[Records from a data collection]
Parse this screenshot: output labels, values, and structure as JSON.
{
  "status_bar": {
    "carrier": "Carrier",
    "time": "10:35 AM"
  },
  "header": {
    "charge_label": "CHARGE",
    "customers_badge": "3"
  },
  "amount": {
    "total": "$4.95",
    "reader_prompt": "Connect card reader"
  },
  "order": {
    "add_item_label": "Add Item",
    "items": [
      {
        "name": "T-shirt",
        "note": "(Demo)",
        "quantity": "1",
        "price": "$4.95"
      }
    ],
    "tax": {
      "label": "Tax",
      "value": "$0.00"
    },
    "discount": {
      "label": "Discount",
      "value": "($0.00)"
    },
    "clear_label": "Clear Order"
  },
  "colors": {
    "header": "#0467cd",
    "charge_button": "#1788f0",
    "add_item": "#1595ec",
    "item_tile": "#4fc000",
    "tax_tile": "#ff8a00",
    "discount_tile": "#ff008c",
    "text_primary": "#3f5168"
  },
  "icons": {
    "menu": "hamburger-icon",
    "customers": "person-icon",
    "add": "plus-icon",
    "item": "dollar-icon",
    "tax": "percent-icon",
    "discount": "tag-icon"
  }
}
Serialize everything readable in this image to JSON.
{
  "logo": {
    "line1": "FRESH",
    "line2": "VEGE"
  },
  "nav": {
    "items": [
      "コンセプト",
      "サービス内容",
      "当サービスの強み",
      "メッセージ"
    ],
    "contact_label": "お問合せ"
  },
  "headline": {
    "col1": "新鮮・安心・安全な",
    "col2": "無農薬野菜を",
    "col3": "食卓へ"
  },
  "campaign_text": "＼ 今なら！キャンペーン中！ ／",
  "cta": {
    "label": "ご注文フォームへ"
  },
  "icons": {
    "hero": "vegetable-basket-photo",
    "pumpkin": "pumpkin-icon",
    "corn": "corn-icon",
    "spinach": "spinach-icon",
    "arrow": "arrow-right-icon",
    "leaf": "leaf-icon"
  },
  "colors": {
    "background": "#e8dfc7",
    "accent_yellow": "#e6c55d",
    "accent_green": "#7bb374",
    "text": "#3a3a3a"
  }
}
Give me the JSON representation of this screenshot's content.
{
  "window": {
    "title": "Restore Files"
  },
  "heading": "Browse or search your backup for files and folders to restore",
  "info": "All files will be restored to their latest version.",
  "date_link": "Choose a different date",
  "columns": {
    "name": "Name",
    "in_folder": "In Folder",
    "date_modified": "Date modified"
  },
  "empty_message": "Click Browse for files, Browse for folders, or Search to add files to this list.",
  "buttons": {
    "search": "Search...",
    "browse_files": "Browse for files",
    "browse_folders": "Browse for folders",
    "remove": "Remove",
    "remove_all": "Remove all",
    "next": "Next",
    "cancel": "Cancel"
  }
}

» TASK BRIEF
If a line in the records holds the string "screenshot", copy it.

» YOUR SOLUTION
Parse this screenshot: output labels, values, and structure as JSON.
Give me the JSON representation of this screenshot's content.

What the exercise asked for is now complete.